● What you will do
Could you return every record below exactly as it stands, leaving out the pictures?

● Source data
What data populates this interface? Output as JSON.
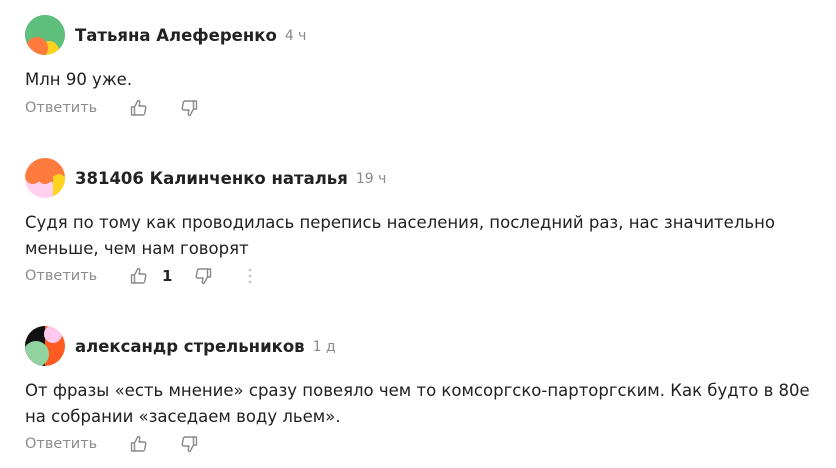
{
  "comments": [
    {
      "author": "Татьяна Алеференко",
      "time": "4 ч",
      "text": "Млн 90 уже.",
      "reply_label": "Ответить",
      "likes": ""
    },
    {
      "author": "381406 Калинченко наталья",
      "time": "19 ч",
      "text": "Судя по тому как проводилась перепись населения, последний раз, нас значительно меньше, чем нам говорят",
      "reply_label": "Ответить",
      "likes": "1"
    },
    {
      "author": "александр стрельников",
      "time": "1 д",
      "text": "От фразы «есть мнение» сразу повеяло чем то комсоргско-парторгским. Как будто в 80е на собрании «заседаем воду льем».",
      "reply_label": "Ответить",
      "likes": ""
    }
  ],
  "icons": {
    "like": "thumbs-up-icon",
    "dislike": "thumbs-down-icon",
    "more": "more-vertical-icon"
  },
  "colors": {
    "muted_text": "#8c8c8c",
    "icon_stroke": "#8a8a8a"
  }
}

● Problem solution
What data populates this interface? Output as JSON.
{
  "comments": [
    {
      "author": "Татьяна Алеференко",
      "time": "4 ч",
      "text": "Млн 90 уже.",
      "reply_label": "Ответить",
      "likes": ""
    },
    {
      "author": "381406 Калинченко наталья",
      "time": "19 ч",
      "text": "Судя по тому как проводилась перепись населения, последний раз, нас значительно меньше, чем нам говорят",
      "reply_label": "Ответить",
      "likes": "1"
    },
    {
      "author": "александр стрельников",
      "time": "1 д",
      "text": "От фразы «есть мнение» сразу повеяло чем то комсоргско-парторгским. Как будто в 80е на собрании «заседаем воду льем».",
      "reply_label": "Ответить",
      "likes": ""
    }
  ],
  "icons": {
    "like": "thumbs-up-icon",
    "dislike": "thumbs-down-icon",
    "more": "more-vertical-icon"
  },
  "colors": {
    "muted_text": "#8c8c8c",
    "icon_stroke": "#8a8a8a"
  }
}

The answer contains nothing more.